● MATERIAL PROVIDED:

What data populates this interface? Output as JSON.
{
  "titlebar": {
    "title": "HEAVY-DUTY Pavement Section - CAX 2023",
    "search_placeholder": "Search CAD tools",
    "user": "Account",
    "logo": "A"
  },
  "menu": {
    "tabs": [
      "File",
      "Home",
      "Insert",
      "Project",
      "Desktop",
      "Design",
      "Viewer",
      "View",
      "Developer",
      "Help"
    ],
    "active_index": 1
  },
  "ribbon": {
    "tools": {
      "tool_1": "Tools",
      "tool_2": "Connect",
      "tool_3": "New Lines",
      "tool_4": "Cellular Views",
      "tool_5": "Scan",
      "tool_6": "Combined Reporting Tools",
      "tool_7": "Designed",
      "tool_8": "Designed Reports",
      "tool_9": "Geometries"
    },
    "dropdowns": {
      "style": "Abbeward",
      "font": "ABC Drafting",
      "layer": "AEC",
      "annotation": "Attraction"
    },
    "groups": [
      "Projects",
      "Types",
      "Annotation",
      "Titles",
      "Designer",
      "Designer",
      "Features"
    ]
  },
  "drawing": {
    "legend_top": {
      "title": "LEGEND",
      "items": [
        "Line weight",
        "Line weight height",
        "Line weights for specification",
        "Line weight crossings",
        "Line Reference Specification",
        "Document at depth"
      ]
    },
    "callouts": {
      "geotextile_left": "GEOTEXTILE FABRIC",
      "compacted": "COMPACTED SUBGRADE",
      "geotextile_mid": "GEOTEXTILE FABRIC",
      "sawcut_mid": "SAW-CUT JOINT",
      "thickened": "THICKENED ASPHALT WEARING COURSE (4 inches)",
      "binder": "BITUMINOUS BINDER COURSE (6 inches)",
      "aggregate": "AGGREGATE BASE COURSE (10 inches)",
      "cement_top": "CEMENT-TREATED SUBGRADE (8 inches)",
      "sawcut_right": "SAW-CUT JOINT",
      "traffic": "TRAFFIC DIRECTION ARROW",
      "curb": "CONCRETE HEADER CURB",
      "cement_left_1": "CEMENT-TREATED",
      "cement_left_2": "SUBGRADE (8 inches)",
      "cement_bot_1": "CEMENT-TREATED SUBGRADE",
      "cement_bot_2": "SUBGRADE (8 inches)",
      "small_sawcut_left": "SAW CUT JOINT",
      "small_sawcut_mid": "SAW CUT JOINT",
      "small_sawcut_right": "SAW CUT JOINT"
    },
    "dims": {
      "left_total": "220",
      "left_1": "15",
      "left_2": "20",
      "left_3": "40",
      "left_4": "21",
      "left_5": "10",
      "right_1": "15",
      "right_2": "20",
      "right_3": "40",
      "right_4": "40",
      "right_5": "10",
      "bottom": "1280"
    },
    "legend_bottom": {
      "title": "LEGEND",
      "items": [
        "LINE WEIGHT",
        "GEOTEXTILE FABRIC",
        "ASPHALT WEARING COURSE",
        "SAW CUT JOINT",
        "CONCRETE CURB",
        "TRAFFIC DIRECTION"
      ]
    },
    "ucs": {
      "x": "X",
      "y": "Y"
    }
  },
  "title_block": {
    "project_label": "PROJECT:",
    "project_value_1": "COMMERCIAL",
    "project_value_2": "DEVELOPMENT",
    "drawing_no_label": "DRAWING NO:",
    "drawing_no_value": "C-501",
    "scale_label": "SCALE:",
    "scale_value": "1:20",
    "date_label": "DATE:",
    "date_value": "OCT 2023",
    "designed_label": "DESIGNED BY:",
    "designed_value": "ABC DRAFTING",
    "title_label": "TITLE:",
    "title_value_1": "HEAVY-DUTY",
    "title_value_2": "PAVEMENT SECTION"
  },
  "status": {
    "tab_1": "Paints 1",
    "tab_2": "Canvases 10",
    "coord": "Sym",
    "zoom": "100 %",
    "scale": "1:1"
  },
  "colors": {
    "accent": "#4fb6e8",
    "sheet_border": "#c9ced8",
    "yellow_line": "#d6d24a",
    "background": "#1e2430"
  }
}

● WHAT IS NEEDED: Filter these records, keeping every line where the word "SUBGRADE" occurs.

● COMPLETED TASK:
      "compacted": "COMPACTED SUBGRADE",
      "cement_top": "CEMENT-TREATED SUBGRADE (8 inches)",
      "cement_left_2": "SUBGRADE (8 inches)",
      "cement_bot_1": "CEMENT-TREATED SUBGRADE",
      "cement_bot_2": "SUBGRADE (8 inches)",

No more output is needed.